The act of removing any items from a someone’s home that struggles with hoarding, causes extreme anxiety and distress. In most cases people who struggle with saving and storing in excess, also suffer from tremendous anxiety, social disorders and depression or depressive episodes thus causing a vicious cycle.
The same as anyone who struggles with mental illness, there is no ‘on/off’ switch for hoarding tendencies. One cannot “simply snap out of it”. The act of hoarding in itself is an escape from trauma and reality.
Family, friends and sometimes neighbours of hoarders have the illusion that a large dump truck or skip can be arranged and have everything thrown away. Cold Turkey is not the answer for hoarders and can instigate a grave decline in mental and physical health to the point of suicidal thoughts and complete withdraw from loved ones. It is important to remember that hoarders have a deep emotional attachment to every time that they stockpile.
Signs of hoarding are distinguished by massive quantities of items strewn across floors and countertops causing severe day-to-day living impairments and as well as health and safety hazards.

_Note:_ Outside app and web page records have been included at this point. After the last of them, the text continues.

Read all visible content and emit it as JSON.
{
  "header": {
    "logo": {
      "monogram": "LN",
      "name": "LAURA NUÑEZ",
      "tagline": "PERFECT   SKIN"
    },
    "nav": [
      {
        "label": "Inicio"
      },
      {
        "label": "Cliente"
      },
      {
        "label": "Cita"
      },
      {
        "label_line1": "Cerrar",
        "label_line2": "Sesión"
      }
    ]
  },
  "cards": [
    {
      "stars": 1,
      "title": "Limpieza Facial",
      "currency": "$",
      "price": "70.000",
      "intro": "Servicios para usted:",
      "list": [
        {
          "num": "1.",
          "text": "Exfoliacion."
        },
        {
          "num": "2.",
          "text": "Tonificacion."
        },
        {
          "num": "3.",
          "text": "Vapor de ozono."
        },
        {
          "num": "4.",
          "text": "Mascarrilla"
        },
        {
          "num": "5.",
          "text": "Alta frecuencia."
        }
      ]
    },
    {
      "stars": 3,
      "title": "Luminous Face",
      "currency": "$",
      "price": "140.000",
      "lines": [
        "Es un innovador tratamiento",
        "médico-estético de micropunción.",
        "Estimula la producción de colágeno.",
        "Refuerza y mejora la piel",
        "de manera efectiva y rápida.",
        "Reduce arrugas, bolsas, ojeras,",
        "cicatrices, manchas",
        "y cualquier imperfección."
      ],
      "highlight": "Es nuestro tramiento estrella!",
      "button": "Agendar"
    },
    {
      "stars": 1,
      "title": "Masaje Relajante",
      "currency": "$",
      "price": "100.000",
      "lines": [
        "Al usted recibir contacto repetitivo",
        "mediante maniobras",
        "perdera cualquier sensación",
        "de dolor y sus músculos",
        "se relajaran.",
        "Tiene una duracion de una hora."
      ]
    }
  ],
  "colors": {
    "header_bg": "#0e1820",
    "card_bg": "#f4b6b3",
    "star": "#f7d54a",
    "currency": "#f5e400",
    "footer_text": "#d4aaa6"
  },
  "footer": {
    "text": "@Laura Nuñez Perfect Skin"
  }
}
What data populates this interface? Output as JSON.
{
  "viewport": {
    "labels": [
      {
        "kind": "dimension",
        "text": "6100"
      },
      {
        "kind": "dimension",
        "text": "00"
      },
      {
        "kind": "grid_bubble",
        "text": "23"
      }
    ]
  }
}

In extreme cases, belongings are stacked on top of each other completely hindering windows, doorways and up to the ceiling. In some cases, the behaviour begins in one area or room and progresses to the rest of the home.
Hoarding makes it impossible to use the home or specific area for its intended purpose. Any activities such as cooking, domestic duties such as sweeping, vacuuming, dusting and any kind of cleaning is unachievable. This leads to the infestation of vermin. Rats and other scavengers are a common occurrence in hoarder’s home. In hoarding levels 3 to 5, even sleeping is impaired.
Prevention is better than cure. The earlier the problem is noticed and addressed, the less likely it is to destroy an entire house and family.
Cognitive Behavioural Therapy is a powerful tool in achieving lasting results.
An individual CAN recover from this obsessive-compulsive disorder with the support, understanding and encouragement of close friends and family.